“Allegations of corruption during the awarding of municipal cannabis operating licenses are far from new, especially in California, where tales of backdoor wheeling-and-dealing between companies and public officials have been circulating for years as legislators work to stand up a regulatory framework for honest brokers,” he wrote.
The request would highlight recent plea agreements in three California municipalities involving the granting of business licenses:
- Baldwin Park—A city councilmember admitted to soliciting bribes in the form of a campaign donation.
- San Bernardino—A county planning commissioner acted as an intermediary in funneling bribes.
- Huntington Park—This city still has not issued its audited financial statements for the year ending June 30, 2020. Its city manager has been distracted as he allegedly doubled as a consultant for a cannabis business and participated in a pay-to-play scheme.
Last month, the former executive director of the Democratic Party of Orange County pleaded guilty to wire fraud charges and admitted that she had tried to bribe two Irvine city councilmembers on cannabis-related matters.
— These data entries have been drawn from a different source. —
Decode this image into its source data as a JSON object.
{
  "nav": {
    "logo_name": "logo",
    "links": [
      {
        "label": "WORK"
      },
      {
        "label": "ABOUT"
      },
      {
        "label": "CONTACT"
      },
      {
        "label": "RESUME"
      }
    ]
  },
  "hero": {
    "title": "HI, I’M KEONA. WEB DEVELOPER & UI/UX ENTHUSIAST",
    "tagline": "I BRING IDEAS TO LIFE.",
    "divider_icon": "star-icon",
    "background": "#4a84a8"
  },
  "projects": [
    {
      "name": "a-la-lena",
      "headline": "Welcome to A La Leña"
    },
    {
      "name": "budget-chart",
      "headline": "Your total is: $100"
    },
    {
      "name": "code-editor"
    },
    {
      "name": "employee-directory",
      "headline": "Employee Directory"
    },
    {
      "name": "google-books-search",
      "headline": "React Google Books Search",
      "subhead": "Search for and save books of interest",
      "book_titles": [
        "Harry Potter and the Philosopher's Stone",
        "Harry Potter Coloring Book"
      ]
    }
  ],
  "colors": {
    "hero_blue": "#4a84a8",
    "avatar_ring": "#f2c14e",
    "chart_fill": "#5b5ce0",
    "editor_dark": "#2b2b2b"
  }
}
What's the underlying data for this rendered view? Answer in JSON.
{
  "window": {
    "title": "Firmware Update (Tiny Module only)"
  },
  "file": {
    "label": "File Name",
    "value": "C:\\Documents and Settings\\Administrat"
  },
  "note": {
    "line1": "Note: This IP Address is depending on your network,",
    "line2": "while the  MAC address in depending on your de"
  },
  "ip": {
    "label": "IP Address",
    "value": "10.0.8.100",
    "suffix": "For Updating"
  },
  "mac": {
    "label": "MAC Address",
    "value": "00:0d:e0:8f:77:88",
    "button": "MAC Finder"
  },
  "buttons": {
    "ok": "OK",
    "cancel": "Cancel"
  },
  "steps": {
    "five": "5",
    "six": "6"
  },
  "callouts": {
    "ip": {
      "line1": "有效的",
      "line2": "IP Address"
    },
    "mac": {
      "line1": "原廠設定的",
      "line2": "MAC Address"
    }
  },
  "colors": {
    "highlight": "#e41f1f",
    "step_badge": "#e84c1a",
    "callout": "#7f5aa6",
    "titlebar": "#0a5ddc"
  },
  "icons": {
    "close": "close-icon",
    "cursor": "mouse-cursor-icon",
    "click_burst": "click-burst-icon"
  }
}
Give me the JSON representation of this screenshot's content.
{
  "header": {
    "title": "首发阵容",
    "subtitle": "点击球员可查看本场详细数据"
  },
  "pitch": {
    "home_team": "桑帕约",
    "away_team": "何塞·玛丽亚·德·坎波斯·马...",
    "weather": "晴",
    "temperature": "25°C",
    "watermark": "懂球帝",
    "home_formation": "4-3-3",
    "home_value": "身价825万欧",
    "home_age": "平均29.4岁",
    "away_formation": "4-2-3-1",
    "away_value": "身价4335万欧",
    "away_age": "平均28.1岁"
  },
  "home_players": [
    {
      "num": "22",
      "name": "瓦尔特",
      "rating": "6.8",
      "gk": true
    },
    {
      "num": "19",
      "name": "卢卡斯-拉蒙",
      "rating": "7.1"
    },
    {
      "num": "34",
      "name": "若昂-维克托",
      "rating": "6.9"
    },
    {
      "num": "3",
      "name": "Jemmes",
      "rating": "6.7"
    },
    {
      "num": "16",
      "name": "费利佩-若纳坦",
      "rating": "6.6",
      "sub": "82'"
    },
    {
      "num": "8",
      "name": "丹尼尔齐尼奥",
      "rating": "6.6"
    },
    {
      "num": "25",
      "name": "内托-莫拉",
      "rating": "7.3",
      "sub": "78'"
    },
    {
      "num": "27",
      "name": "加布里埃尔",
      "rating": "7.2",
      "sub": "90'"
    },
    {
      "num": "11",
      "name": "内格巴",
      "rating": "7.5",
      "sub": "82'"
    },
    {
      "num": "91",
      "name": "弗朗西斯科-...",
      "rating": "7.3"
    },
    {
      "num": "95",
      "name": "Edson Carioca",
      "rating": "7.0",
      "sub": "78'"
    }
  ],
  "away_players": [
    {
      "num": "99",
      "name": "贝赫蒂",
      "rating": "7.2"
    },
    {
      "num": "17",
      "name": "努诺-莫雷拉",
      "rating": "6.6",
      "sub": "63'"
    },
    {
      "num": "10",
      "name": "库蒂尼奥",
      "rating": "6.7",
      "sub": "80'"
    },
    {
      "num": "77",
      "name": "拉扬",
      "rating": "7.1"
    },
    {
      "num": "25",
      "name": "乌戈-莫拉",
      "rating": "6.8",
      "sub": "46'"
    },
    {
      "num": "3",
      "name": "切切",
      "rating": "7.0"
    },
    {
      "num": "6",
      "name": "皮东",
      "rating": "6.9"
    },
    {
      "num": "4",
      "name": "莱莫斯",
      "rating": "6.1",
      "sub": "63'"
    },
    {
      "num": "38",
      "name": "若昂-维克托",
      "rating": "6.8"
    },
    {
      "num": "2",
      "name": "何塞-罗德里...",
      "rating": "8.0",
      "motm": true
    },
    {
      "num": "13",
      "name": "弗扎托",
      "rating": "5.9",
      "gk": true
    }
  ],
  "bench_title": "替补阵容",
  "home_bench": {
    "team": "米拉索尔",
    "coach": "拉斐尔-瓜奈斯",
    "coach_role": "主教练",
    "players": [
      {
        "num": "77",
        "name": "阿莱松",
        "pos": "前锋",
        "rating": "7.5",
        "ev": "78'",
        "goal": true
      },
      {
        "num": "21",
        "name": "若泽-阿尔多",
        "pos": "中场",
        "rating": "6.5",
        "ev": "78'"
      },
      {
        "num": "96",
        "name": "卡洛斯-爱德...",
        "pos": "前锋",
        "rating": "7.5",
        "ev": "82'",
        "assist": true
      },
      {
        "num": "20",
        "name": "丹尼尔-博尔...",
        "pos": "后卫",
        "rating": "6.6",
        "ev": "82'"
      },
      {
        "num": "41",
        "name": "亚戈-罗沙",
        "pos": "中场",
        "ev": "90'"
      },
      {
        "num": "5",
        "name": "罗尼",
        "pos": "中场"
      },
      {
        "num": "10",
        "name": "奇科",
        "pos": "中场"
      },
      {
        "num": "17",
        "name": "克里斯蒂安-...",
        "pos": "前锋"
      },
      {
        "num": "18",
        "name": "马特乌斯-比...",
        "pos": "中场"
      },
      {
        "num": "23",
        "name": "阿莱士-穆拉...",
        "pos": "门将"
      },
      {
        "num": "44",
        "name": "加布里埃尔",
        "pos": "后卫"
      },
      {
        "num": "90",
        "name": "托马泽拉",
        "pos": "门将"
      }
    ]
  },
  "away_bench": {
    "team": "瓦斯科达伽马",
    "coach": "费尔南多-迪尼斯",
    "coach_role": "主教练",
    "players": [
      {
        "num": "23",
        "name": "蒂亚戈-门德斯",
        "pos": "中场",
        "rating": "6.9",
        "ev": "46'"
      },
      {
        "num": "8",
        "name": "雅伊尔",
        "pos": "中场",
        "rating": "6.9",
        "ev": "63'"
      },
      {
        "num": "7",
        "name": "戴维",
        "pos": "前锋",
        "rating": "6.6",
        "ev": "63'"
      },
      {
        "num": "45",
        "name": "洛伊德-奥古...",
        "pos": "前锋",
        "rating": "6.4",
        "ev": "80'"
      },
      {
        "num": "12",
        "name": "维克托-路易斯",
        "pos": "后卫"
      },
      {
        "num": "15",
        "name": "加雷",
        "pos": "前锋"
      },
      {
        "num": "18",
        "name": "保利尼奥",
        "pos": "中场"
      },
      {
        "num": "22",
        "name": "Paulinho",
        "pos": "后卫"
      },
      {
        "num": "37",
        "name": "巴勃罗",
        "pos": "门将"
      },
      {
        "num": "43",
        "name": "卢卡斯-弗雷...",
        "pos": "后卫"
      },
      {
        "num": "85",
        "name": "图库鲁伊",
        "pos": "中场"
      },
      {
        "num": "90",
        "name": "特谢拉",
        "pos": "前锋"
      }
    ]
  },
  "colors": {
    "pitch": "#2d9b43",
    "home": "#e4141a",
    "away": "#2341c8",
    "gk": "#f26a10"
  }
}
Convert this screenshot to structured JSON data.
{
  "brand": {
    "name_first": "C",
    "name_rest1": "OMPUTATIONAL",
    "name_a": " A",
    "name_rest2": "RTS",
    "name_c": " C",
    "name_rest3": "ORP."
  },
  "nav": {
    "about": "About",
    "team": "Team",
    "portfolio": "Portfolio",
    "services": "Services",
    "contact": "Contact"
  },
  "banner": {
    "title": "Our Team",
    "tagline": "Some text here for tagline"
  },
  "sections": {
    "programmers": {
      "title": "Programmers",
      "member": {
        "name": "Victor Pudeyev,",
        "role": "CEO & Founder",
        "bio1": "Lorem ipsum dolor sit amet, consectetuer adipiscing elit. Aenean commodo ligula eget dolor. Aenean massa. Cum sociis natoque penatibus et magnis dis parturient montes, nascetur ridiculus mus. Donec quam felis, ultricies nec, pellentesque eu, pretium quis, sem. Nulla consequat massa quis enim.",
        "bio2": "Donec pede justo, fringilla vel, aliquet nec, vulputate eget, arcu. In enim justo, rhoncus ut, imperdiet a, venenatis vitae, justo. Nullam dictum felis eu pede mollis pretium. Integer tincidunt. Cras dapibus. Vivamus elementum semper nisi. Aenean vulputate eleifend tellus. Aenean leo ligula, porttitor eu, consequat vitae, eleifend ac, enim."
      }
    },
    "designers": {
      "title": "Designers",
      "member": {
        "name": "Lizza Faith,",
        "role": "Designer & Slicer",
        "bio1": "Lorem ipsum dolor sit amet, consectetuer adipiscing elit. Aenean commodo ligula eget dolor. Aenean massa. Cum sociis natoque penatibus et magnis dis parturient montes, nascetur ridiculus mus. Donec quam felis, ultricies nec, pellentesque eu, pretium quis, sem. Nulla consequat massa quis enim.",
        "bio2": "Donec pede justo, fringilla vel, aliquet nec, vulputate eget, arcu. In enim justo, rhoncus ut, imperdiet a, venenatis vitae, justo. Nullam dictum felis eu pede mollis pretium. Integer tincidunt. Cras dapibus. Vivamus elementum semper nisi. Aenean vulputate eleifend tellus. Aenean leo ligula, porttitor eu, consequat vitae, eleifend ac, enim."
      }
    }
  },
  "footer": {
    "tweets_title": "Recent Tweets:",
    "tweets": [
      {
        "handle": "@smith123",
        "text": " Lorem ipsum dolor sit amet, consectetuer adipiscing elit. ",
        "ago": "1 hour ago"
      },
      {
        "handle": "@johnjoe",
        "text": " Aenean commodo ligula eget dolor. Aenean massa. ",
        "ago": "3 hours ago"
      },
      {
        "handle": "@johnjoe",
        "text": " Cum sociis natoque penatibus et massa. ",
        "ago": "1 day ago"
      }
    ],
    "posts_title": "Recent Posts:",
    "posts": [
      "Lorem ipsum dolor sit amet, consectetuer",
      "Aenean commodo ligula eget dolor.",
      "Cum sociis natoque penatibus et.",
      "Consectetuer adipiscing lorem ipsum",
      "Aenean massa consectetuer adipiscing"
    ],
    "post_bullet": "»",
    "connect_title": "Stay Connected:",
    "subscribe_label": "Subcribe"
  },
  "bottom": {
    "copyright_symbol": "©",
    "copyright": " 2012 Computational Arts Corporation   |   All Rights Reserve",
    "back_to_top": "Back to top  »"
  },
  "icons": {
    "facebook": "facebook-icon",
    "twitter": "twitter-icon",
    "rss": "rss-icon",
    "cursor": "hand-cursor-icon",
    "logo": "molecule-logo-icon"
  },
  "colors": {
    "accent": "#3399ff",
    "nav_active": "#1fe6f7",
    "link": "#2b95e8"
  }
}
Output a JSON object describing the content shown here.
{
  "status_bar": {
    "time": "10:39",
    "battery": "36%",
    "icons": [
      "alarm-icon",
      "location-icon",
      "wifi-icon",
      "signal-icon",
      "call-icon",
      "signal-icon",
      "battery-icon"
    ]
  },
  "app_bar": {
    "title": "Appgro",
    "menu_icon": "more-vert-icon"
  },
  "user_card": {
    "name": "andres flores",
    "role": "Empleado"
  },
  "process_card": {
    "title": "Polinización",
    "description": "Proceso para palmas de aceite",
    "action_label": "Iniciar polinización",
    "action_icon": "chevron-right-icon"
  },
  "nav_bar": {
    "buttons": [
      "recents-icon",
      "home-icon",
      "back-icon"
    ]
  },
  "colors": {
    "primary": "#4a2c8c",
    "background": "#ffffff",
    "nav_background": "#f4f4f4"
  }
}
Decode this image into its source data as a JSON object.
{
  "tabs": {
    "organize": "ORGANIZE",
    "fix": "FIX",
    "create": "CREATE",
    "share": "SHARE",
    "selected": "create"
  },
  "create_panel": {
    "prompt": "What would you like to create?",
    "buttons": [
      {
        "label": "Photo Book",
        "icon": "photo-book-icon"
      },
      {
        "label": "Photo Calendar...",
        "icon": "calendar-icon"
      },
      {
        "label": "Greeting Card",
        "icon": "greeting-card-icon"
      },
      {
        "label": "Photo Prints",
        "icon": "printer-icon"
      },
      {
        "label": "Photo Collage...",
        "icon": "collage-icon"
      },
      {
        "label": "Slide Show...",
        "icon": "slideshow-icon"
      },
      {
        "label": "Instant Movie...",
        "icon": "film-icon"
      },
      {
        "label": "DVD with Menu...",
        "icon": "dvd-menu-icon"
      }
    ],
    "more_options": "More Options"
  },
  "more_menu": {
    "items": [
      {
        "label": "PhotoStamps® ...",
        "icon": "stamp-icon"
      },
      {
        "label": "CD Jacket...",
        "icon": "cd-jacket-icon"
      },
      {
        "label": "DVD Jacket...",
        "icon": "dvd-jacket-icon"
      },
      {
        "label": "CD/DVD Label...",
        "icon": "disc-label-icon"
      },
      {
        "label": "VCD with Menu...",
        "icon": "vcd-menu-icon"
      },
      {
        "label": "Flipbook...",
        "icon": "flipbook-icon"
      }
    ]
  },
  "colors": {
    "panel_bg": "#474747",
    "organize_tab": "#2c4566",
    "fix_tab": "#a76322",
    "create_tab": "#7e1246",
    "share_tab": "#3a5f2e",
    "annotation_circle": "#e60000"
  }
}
Regretfully, the city council decided not to pursue an independent investigation.
This week, Oregon Secretary of State Shemia Fagan resigned after it was revealed she had accepted a lucrative consulting arrangement with a cannabis company, causing ethical concerns.
One would think that the city of Costa Mesa has more than fifty applications for cannabis retail locations. With this type of growth for a narrow product, one would expect the saturation to impact prices. This is already occurring in Northern California, and in a dramatic fashion. Growers are seeing prices per pound drop from $4,000 to a range between $300 and $500.
I’m not going to advocate that you purchase and consume cannabis products. But I do want to give those who want to be legitimate retailers a sporting chance.
I am someone who has been opposed to those who operate in the underground economy. And with marijuana, there have been and continue to be plenty of illicit sellers. This makes competing even more difficult for those who are operating their businesses in a legal fashion, along with paying fees and income taxes in an appropriate manner. Those who skirt the rules should be arrested, prosecuted, and penalized with heavy fines for their illegal behavior.
Transitioning from illegal to legal is a challenging endeavor. And there are plenty of individuals who would like to be legitimate manufacturers and retailers without the fear of being arrested and jailed. Proposition 64 received 57 percent of the vote in 2016. That means that nearly 6 out of every 10 voters approved of this effort to move “Mary Jane” out of the shadows. And since it is now the law of the land, law enforcement multi-agencies, known as Eradication and Prevention of Illicit Cannabis (EPIC), and the Department of Cannabis Control need to do their best to assist those who are abiding by the new recreational use rules.
The marketplace may solve the growth of cannabis retailers, as the pie can only be broken up into so many pieces.
But having this unique niche business, which is trying to move into the legal marketplace, undermined by those who still sell cannabis illegally, bribe local officials (for licenses or to eliminate potential competitors), or find those in government in the pockets of vendors, must be vigorously eliminated. Or California will see this conversion effort result in a new variation of bootlegging.